Ok, so that “model” is basically what any developer does at some point in time. Making code fixes is definitely the easiest way to get something contributed to an open source project, and we all share ideas and collaborate (speak: posting in forums). That sentence made me laugh. Because you can’t really call it a model – it’s what we all do.
How Zynga Germany came to be
By chance I came across another acquisition Zynga made in September 2010. They bought german startup Dextrose (at the time located less than 20 km from where I live) to get ahold of their Aves HTML5 engine and have them become Zynga Germany. Paul Bakaus is co-founder of Dextrose and a jQuery core team member (jQuery UI creator), and now CTO of Zynga Germany.

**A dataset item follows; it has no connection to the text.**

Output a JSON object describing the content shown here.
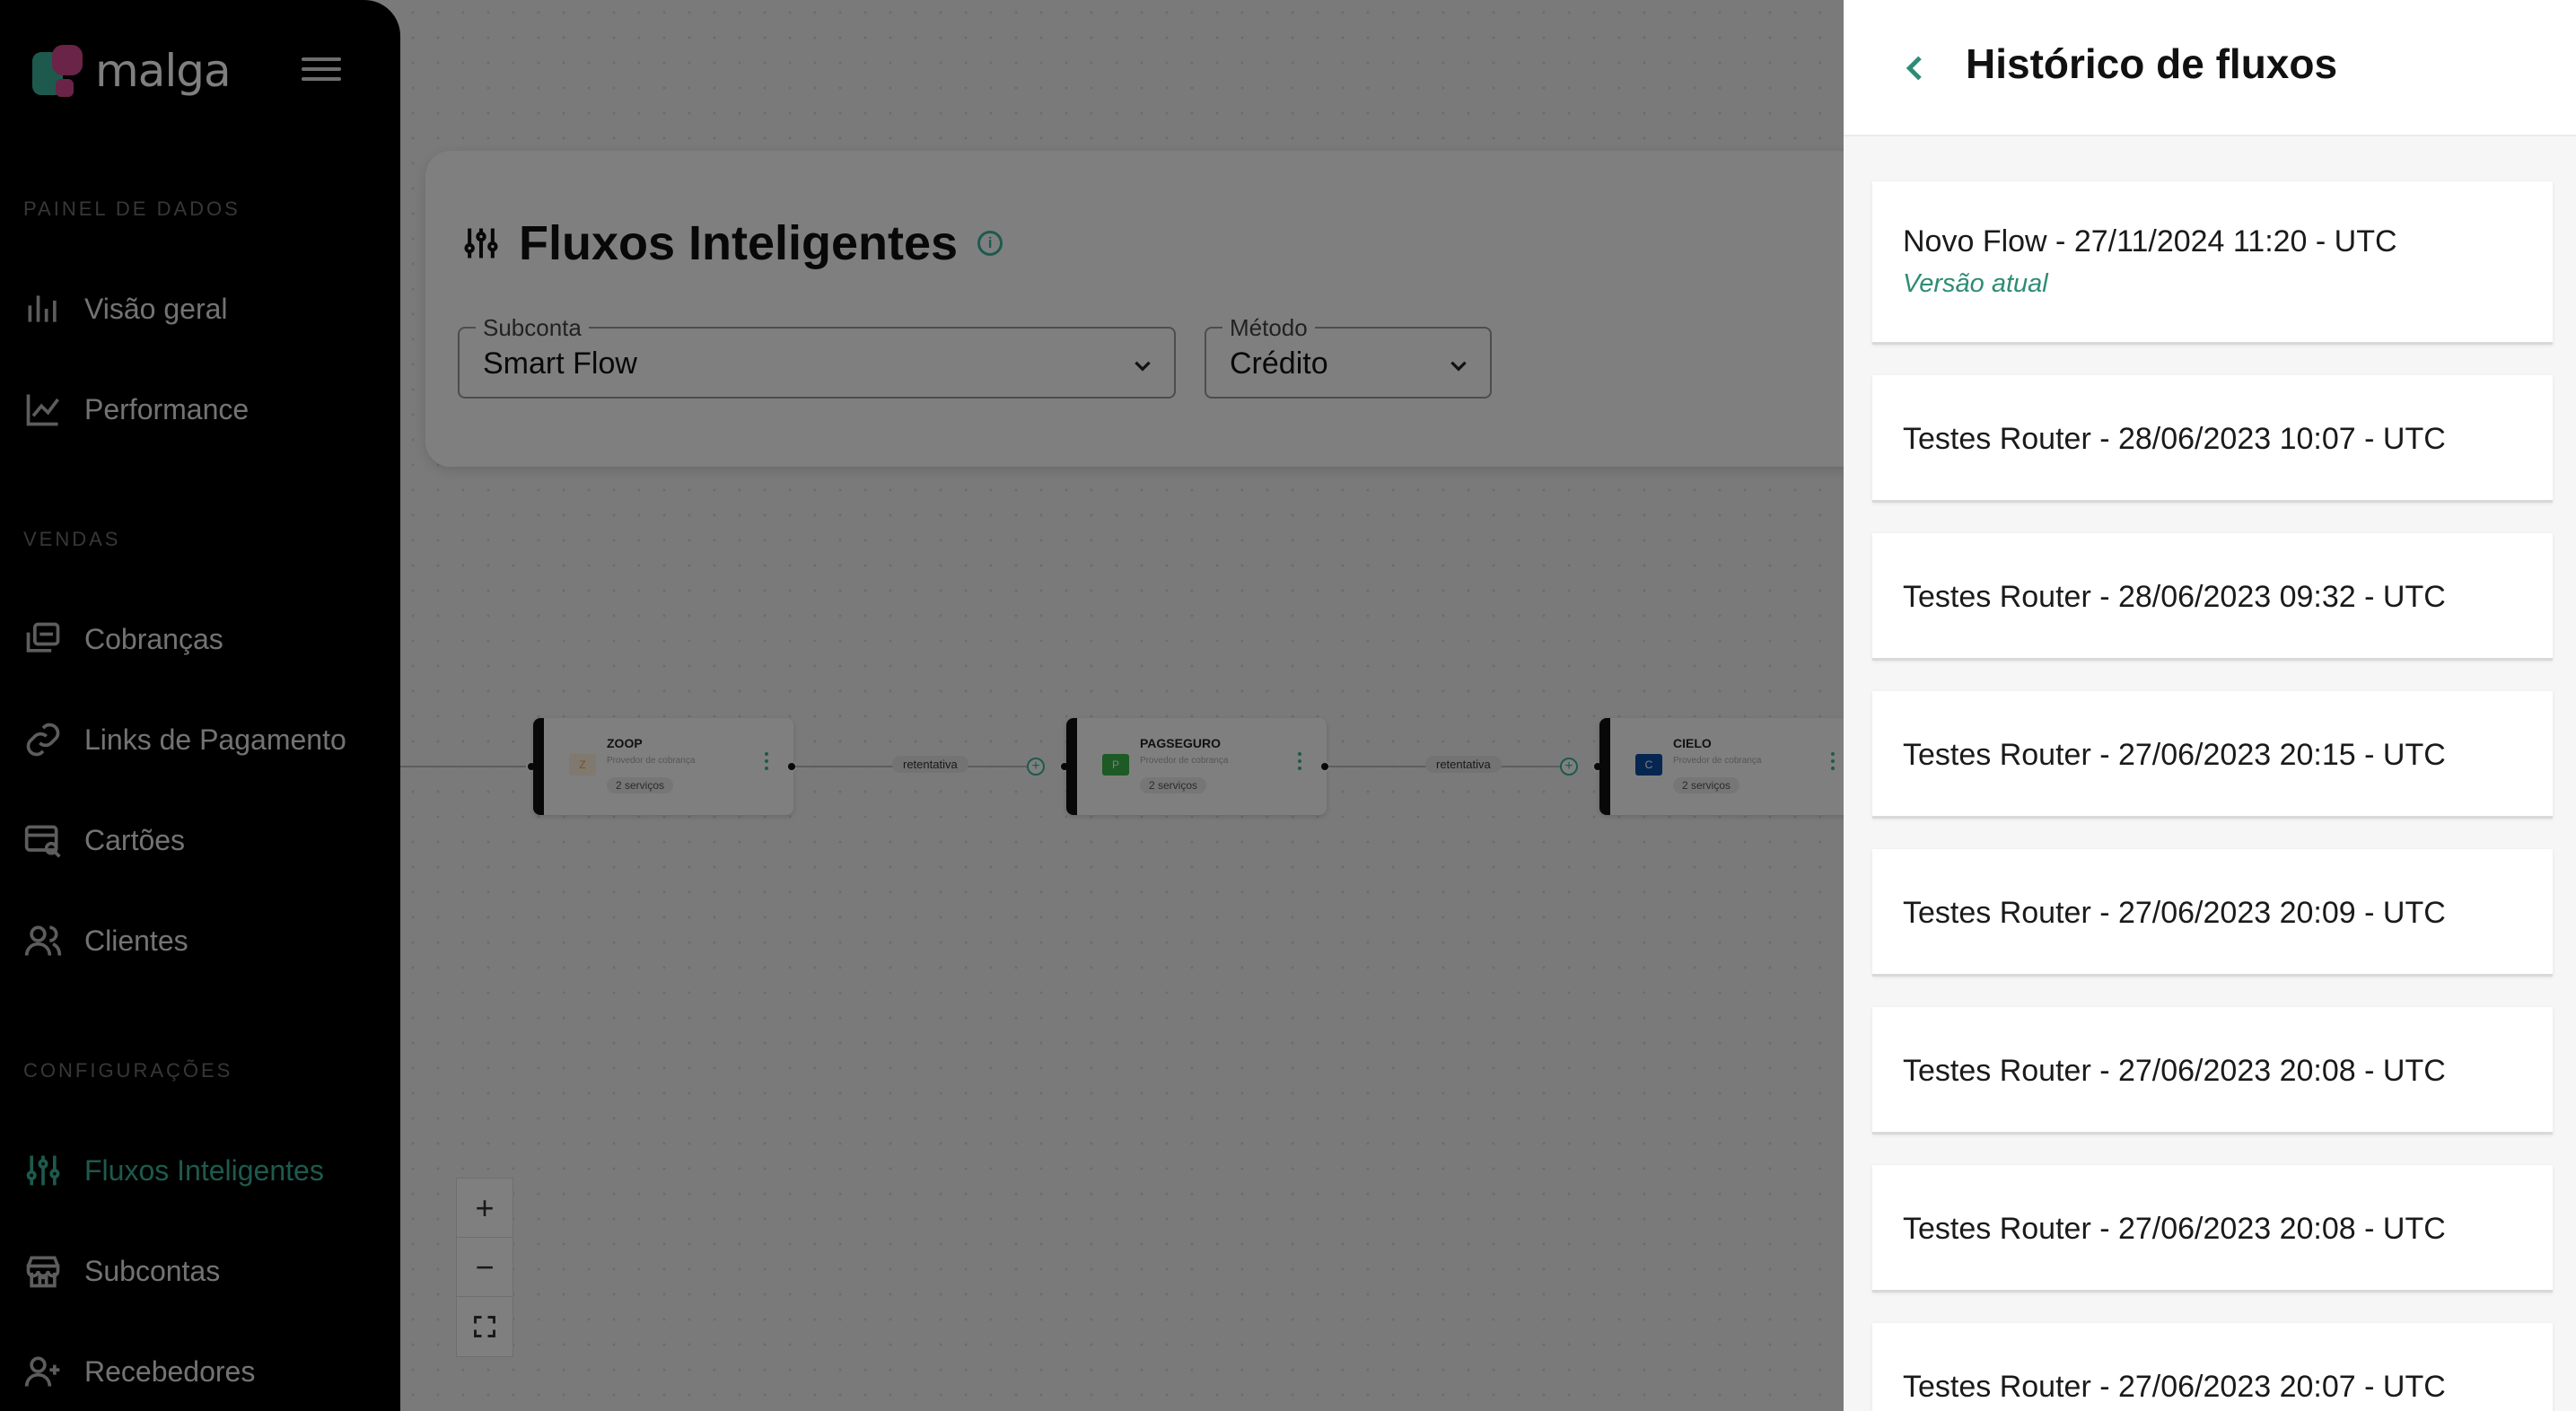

The interesting aspect here is the Aves engine. It was supposed to be licensed as middleware to other game developers and publishers. But after Zynga’s acquisition it became a proprietary engine and won’t be licensed. All websites of Dextrose and Aves as well as their social networking accounts have since been removed, and Zynga Germany relocated by 80 km to Frankfurt/Main: the city with one of Europe’s busiest airports and many direct flights to overseas. Obviously to make Zynga Germany more accessible for corporate.
Have a look what the engine is capable of and you’ll understand why Zynga had to have it. And why they wanted no one else to have it.
I don’t want to read too much into this, but I’m skeptical. For most corporations, doing good for the community is just not in their program – except of course their PR department. I haven’t found any indication that Zynga is any different. Although they like to be the “google of games”, they’re a far cry from google when it comes to open source projects it seems.
It’s clear that hiring Ricardo and Rolando is providing value for Zynga first and foremost. If it were any other way, the two would not be moving to San Francisco but would be working on a contract basis. Zynga could not possibly buy cocos2d-iphone, so they simply “acquired” the next best thing, which means hiring its key contributors. The cocos2d-iphone project remains untouched, but I worry the emphasis is on remains.
On the other hand, Zynga apparently registered the domain ZyngaCocos2D.com … so maybe there do have bigger plans for cocos2d-iphone?